Only seven days remain here in Moab; more than two-thirds of my time passed lickety-split. A mostly lonesome passage from human interaction to enthrallment with ancient, wonderfully complex rock.
Every day in Arches Park, I would come eventually to a high place where, instead of red sandstone shaped by physics or God into forms that demand attention, I would cast a wistful eye to the La Sal Mountains some thirty miles to the southeast. At thirteen thousand feet, their peaks stand some eight thousand feet higher than me, rosy in the morning sun, with blue scarves of snow flying in the wind. See one of those views from Arches above.
When I arrived on June 7, I bought a trail map and asked how the trails might be faring.

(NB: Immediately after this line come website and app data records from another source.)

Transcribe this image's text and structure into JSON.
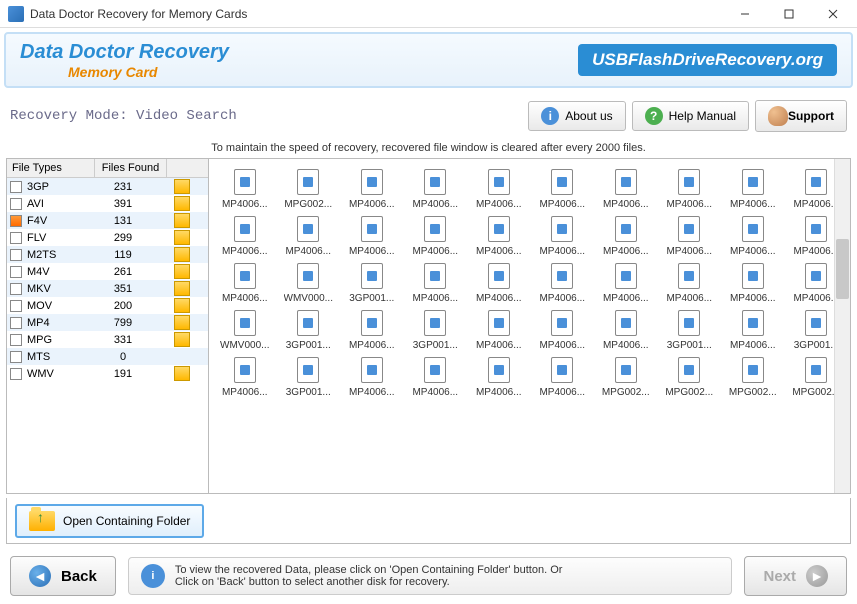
{
  "window": {
    "title": "Data Doctor Recovery for Memory Cards"
  },
  "header": {
    "app_title": "Data Doctor Recovery",
    "app_subtitle": "Memory Card",
    "site": "USBFlashDriveRecovery.org"
  },
  "toolbar": {
    "mode": "Recovery Mode: Video Search",
    "about": "About us",
    "help": "Help Manual",
    "support": "Support"
  },
  "info_strip": "To maintain the speed of recovery, recovered file window is cleared after every 2000 files.",
  "file_types": {
    "col1": "File Types",
    "col2": "Files Found",
    "rows": [
      {
        "name": "3GP",
        "count": 231,
        "bar": true
      },
      {
        "name": "AVI",
        "count": 391,
        "bar": true
      },
      {
        "name": "F4V",
        "count": 131,
        "bar": true
      },
      {
        "name": "FLV",
        "count": 299,
        "bar": true
      },
      {
        "name": "M2TS",
        "count": 119,
        "bar": true
      },
      {
        "name": "M4V",
        "count": 261,
        "bar": true
      },
      {
        "name": "MKV",
        "count": 351,
        "bar": true
      },
      {
        "name": "MOV",
        "count": 200,
        "bar": true
      },
      {
        "name": "MP4",
        "count": 799,
        "bar": true
      },
      {
        "name": "MPG",
        "count": 331,
        "bar": true
      },
      {
        "name": "MTS",
        "count": 0,
        "bar": false
      },
      {
        "name": "WMV",
        "count": 191,
        "bar": true
      }
    ]
  },
  "files": [
    "MP4006...",
    "MPG002...",
    "MP4006...",
    "MP4006...",
    "MP4006...",
    "MP4006...",
    "MP4006...",
    "MP4006...",
    "MP4006...",
    "MP4006...",
    "MP4006...",
    "MP4006...",
    "MP4006...",
    "MP4006...",
    "MP4006...",
    "MP4006...",
    "MP4006...",
    "MP4006...",
    "MP4006...",
    "MP4006...",
    "MP4006...",
    "WMV000...",
    "3GP001...",
    "MP4006...",
    "MP4006...",
    "MP4006...",
    "MP4006...",
    "MP4006...",
    "MP4006...",
    "MP4006...",
    "WMV000...",
    "3GP001...",
    "MP4006...",
    "3GP001...",
    "MP4006...",
    "MP4006...",
    "MP4006...",
    "3GP001...",
    "MP4006...",
    "3GP001...",
    "MP4006...",
    "3GP001...",
    "MP4006...",
    "MP4006...",
    "MP4006...",
    "MP4006...",
    "MPG002...",
    "MPG002...",
    "MPG002...",
    "MPG002..."
  ],
  "open_folder": "Open Containing Folder",
  "footer": {
    "info_line1": "To view the recovered Data, please click on 'Open Containing Folder' button. Or",
    "info_line2": "Click on 'Back' button to select another disk for recovery.",
    "back": "Back",
    "next": "Next"
  }
}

With some three times normal snowfall last winter and melting fast—not so well, I was told. So I waited until today to go. I drove high among these alluring peaks, and then took to a trail.
Driving upward through pygmy forest of juniper and piñon pine. On up come the scrub oak jungles, the Manzanita, sumac and dogbane.

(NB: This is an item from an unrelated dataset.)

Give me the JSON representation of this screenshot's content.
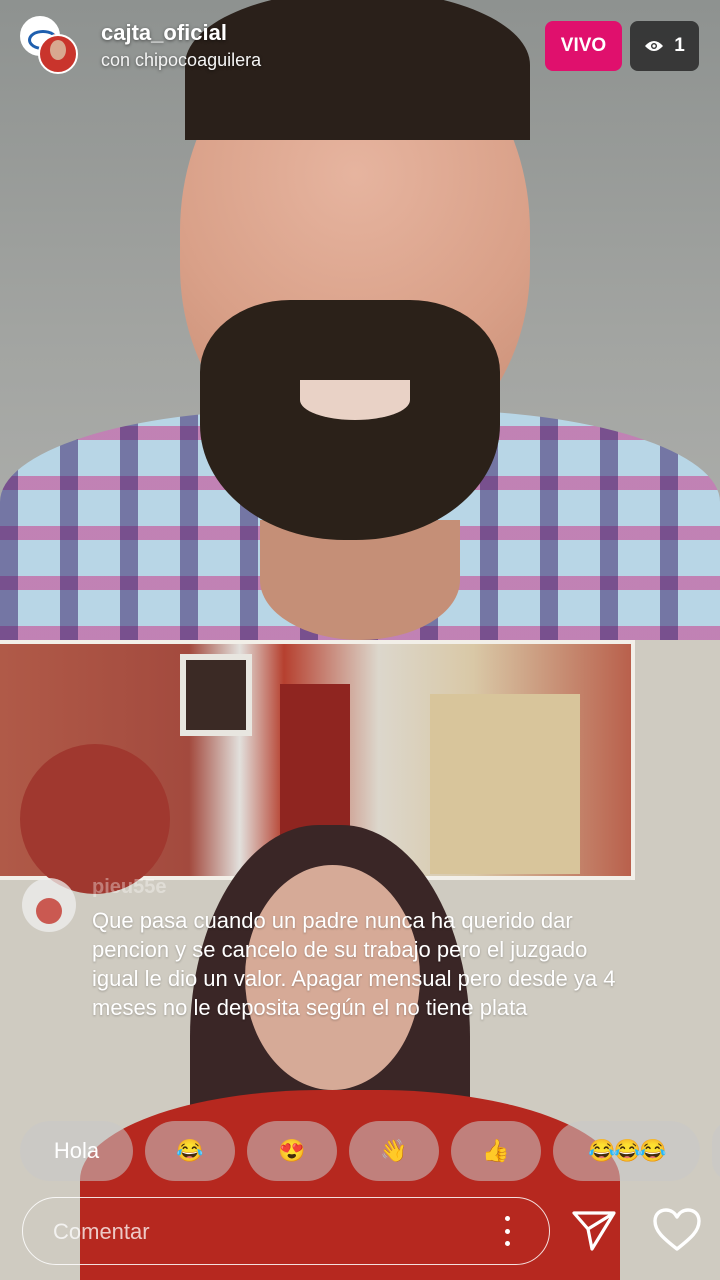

Quaking aspen, tall, straight slim trees with bark as white as the birches of International Falls, The foliage responds to the slightest movement of air.
I climb into a springtime of flowers—larkspur with thick stem and deep blue petals; blue flax with pale sky-blue petals veined in violate, state flower of Utah.
Climbing higher, red fir and lodgepole pine forest, subtle fragrance of sun-warmed, oozing resin. I climb to nine thousand feet and see timberline at about eleven thousand, the peaks two thousand feet above that.